§ **DATA PROVIDED**
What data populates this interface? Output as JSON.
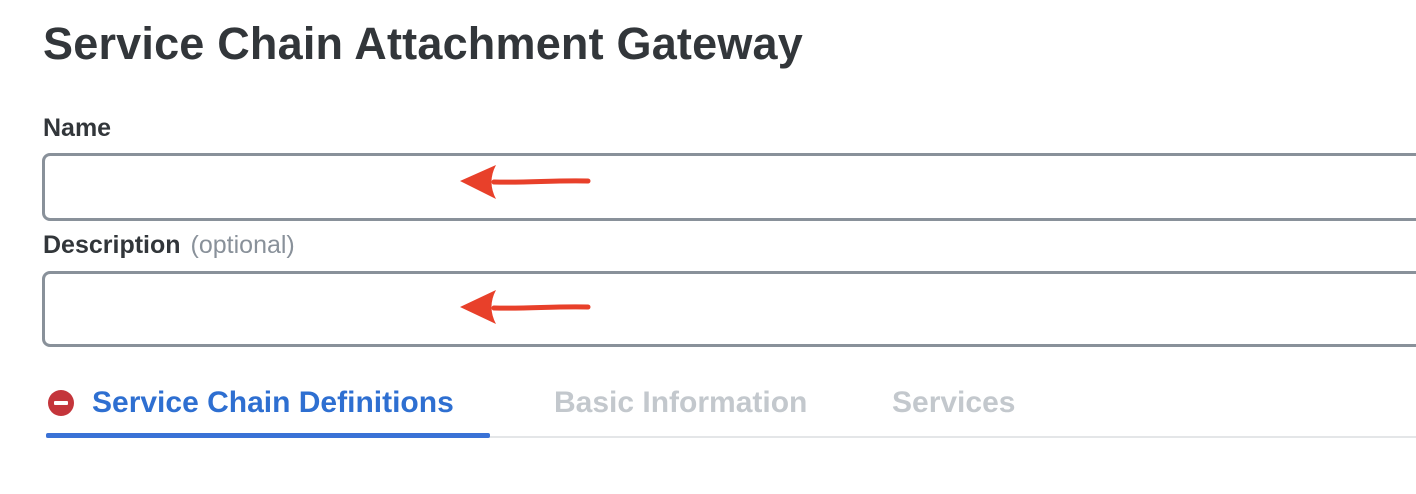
{
  "page": {
    "title": "Service Chain Attachment Gateway"
  },
  "form": {
    "name": {
      "label": "Name",
      "value": ""
    },
    "description": {
      "label": "Description",
      "optional_label": "(optional)",
      "value": ""
    }
  },
  "tabs": [
    {
      "label": "Service Chain Definitions",
      "state": "active",
      "icon": "error-icon"
    },
    {
      "label": "Basic Information",
      "state": "inactive"
    },
    {
      "label": "Services",
      "state": "inactive"
    }
  ],
  "annotations": {
    "arrow_icon": "left-arrow-icon",
    "arrow_color": "#e8402a"
  },
  "colors": {
    "accent": "#3a72d6",
    "error": "#c4353b",
    "inactive_tab": "#c3c8cd"
  }
}
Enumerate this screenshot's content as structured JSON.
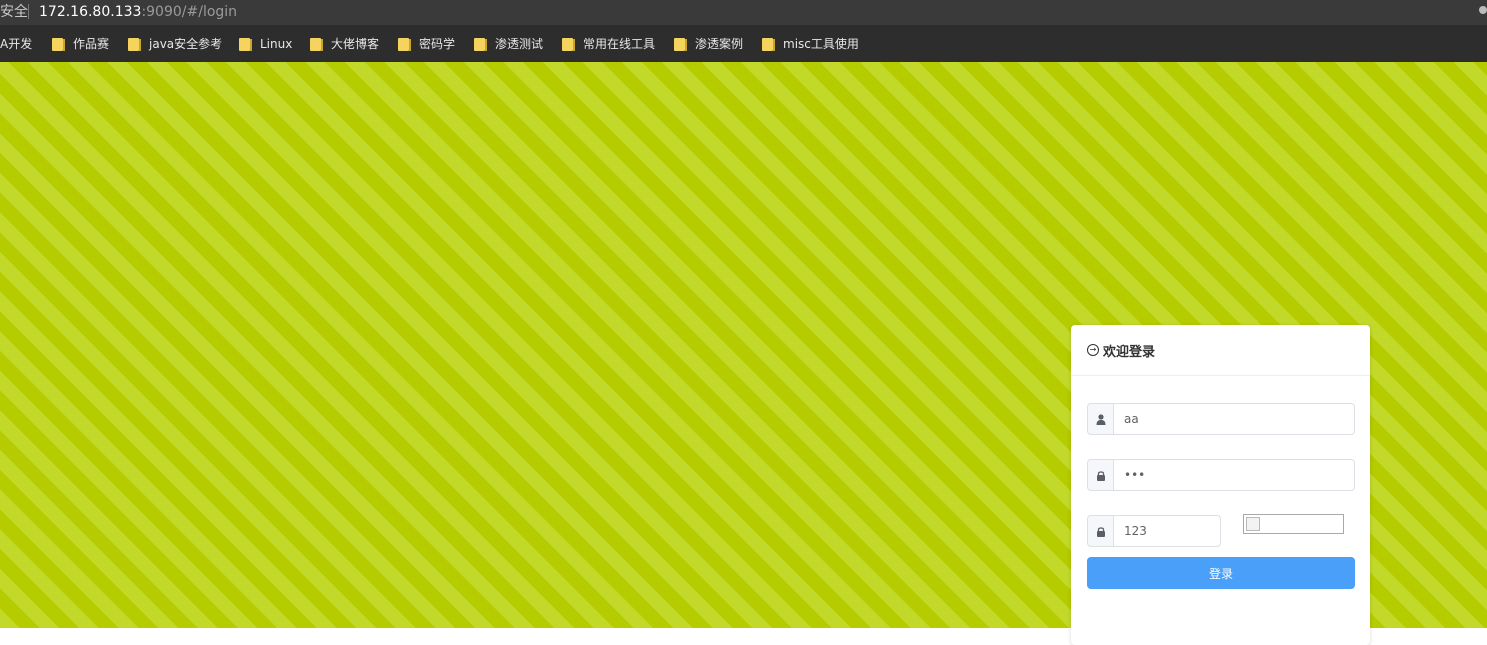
{
  "browser": {
    "security_label": "安全",
    "url_host": "172.16.80.133",
    "url_rest": ":9090/#/login"
  },
  "bookmarks": [
    {
      "label": "A开发",
      "icon": "none"
    },
    {
      "label": "作品赛",
      "icon": "folder-icon"
    },
    {
      "label": "java安全参考",
      "icon": "folder-icon"
    },
    {
      "label": "Linux",
      "icon": "folder-icon"
    },
    {
      "label": "大佬博客",
      "icon": "folder-icon"
    },
    {
      "label": "密码学",
      "icon": "folder-icon"
    },
    {
      "label": "渗透测试",
      "icon": "folder-icon"
    },
    {
      "label": "常用在线工具",
      "icon": "folder-icon"
    },
    {
      "label": "渗透案例",
      "icon": "folder-icon"
    },
    {
      "label": "misc工具使用",
      "icon": "folder-icon"
    }
  ],
  "login": {
    "title": "欢迎登录",
    "username_value": "aa",
    "password_value": "•••",
    "captcha_value": "123",
    "submit_label": "登录",
    "accent_color": "#4a9ff9"
  },
  "colors": {
    "background_stripe_dark": "#b5cc00",
    "background_stripe_light": "#c2d92a"
  }
}
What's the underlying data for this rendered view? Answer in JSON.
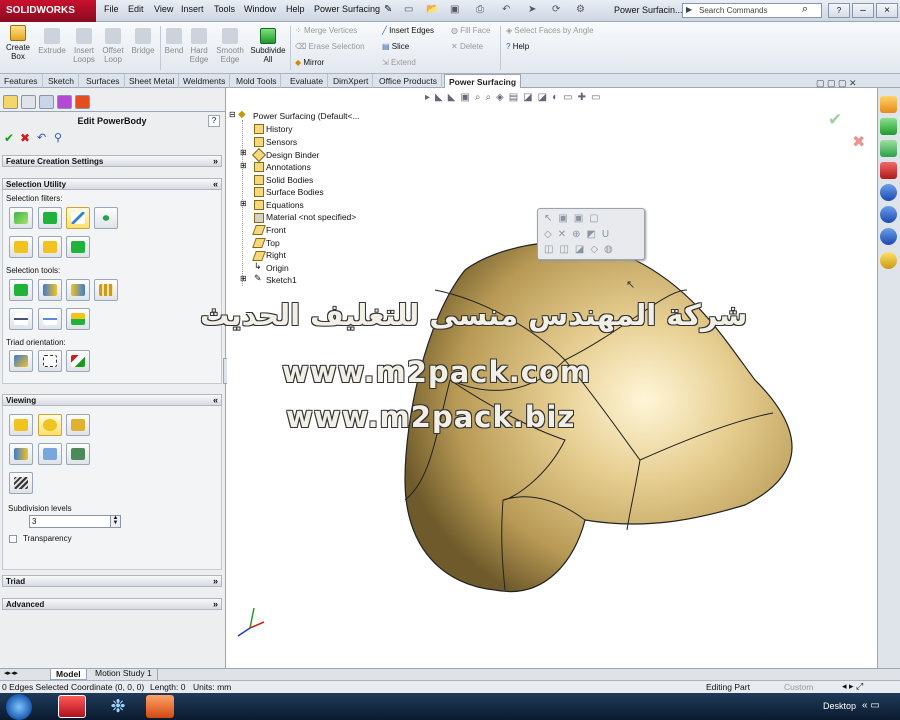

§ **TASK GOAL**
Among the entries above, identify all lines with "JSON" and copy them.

§ **OUTPUT FOR THIS EXERCISE**
What data populates this interface? Output as JSON.
Enumerate this screenshot's content as structured JSON.
What's the underlying data for this rendered view? Answer in JSON.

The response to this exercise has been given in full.